AIM OF THE EXERCISE
Only lines with the word "Veteran" belong in the answer; copy them from the records below.

GIVEN ENTRIES
▼▼▼

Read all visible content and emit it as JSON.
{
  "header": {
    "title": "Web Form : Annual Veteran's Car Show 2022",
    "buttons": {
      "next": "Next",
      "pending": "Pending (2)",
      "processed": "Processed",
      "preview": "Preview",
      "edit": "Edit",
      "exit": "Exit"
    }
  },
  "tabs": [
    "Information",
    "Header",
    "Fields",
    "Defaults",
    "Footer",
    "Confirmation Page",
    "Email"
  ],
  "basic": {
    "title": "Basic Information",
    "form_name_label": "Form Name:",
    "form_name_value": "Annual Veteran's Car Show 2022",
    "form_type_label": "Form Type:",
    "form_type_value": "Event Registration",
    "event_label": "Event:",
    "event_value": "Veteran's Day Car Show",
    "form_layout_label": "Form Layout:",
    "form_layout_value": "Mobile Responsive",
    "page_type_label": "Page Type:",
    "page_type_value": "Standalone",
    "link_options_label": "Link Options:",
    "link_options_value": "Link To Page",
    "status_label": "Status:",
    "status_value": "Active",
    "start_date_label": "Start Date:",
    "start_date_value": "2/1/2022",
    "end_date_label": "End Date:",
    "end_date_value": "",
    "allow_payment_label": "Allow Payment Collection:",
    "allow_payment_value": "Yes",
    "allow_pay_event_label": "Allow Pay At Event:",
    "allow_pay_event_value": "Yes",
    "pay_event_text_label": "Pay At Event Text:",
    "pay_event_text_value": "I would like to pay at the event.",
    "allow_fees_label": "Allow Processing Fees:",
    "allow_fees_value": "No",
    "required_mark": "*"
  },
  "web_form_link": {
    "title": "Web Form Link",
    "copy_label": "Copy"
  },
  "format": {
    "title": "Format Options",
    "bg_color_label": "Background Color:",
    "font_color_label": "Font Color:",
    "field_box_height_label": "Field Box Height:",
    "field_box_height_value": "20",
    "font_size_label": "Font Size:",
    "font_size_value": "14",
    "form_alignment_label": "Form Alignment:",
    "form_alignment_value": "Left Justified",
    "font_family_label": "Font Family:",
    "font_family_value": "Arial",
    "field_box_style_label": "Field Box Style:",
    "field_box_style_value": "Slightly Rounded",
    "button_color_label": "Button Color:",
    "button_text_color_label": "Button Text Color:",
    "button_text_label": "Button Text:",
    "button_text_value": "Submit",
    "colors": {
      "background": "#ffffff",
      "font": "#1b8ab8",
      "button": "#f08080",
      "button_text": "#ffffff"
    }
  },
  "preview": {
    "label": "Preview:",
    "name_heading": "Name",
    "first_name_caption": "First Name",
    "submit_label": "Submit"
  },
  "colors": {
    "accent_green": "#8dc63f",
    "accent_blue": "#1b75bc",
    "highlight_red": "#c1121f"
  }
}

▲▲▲

SOLUTION TO THE PROBLEM
    "title": "Web Form : Annual Veteran's Car Show 2022",
    "form_name_value": "Annual Veteran's Car Show 2022",
    "event_value": "Veteran's Day Car Show",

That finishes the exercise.